The Royal Australian and New Zealand College of Ophthalmologists - RANZCO (AUSTRALIA)
About this paper:
Appears in: INTED2023 Proceedings
Publication year: 2023
Pages: 1-10
ISBN: 978-84-09-49026-4
ISSN: 2340-1079
doi: 10.21125/inted.2023.0003
Conference name: 17th International Technology, Education and Development Conference
Dates: 6-8 March, 2023
Location: Valencia, Spain

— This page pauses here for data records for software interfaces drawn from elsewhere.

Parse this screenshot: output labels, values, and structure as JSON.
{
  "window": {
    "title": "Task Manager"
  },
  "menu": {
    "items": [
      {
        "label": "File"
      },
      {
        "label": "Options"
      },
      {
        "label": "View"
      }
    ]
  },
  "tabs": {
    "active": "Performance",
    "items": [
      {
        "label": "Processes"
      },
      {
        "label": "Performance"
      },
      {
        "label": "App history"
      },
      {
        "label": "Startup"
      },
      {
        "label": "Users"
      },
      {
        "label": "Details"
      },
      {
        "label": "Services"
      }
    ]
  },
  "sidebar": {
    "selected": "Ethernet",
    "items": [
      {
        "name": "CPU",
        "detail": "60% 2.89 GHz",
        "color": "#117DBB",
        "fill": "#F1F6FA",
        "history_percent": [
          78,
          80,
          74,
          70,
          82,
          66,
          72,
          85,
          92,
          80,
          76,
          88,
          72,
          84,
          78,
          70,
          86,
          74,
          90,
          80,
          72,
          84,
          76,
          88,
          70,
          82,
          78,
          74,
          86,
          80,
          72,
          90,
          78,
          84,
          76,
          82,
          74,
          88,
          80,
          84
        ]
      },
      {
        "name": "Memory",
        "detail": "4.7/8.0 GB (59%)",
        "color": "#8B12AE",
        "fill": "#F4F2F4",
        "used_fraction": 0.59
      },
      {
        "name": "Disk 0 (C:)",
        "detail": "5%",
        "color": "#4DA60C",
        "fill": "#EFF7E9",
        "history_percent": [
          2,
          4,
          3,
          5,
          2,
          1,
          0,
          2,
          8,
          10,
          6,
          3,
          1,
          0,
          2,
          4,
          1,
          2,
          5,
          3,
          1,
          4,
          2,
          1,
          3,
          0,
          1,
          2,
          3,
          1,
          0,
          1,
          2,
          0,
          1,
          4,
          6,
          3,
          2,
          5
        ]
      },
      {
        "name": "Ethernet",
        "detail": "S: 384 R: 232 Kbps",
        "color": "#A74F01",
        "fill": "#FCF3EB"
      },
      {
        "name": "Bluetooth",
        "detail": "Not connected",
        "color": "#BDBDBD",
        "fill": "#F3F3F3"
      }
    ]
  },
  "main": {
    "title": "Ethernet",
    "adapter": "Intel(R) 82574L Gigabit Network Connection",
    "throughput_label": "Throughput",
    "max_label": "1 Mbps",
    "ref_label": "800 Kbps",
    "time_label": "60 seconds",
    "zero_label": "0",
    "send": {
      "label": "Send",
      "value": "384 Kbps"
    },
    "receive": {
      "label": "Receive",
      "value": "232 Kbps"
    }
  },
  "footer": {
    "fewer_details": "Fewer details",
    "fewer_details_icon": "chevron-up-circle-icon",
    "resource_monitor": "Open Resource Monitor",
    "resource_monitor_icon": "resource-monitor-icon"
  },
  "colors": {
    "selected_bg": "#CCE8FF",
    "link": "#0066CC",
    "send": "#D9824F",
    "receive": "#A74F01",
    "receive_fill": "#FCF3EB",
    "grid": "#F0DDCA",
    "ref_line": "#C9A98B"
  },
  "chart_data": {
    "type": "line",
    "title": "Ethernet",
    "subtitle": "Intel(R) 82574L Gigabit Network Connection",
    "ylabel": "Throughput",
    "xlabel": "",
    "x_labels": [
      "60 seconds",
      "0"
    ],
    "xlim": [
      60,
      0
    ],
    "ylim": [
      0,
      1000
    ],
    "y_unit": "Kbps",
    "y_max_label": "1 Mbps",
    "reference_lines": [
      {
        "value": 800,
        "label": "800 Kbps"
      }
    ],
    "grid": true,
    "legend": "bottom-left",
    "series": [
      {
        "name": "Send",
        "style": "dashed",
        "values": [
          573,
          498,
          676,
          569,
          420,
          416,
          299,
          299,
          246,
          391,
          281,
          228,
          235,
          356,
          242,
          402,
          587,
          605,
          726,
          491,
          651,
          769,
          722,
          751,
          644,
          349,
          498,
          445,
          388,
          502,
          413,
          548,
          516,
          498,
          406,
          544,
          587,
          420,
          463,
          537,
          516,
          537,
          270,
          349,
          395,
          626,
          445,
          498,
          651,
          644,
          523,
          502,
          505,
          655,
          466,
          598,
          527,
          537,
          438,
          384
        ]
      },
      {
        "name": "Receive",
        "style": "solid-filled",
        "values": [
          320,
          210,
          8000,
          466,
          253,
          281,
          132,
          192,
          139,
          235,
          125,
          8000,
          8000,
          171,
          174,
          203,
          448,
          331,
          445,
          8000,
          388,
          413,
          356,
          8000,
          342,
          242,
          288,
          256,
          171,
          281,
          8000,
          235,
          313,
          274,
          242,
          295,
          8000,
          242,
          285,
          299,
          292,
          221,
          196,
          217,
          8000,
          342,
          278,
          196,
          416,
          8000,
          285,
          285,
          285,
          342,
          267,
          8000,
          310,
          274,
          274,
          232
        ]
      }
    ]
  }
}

For decades, medical education has used Multiple Choice Questions (MCQs) in undergraduate, postgraduate, and specialist training programs. With the development of Learning Management Systems (LMS) in the early 1990s, educators adapted paper-based MCQs for formative and summative assessments. Technology allowed automated feedback, question shuffling, instant marking, and ‘branching’ based on student responses. With the advent of e-learning authoring tools in the early 2000s, it became possible to create interactive online tests with images, animations, videos, drag-and-drop elements, blanks to fill in, and hotspots. Effective MCQ writing involves understanding educational concepts like learning taxonomies, constructive alignment, approaches to learning, cognitive load, and student motivation to learn. It is also essential when structuring a question to avoid ambiguity and to have the imagination to write MCQs that measure application of knowledge. Whether a basic or advanced topic, it is possible to design MCQs that measure higher-order thinking that require the student to apply their knowledge rather than simply recalling it. MCQs with hypothetical scenarios can measure higher-order thinking and promote deep learning. However, preparing the students for this type of examination is essential to enhance their learning experience. This article discusses the theoretical considerations involved in writing MCQs for medical education which encourage deep learning and improve the student learning experience.
Assessments, MCQs, higher-order thinking, deep learning, medical education.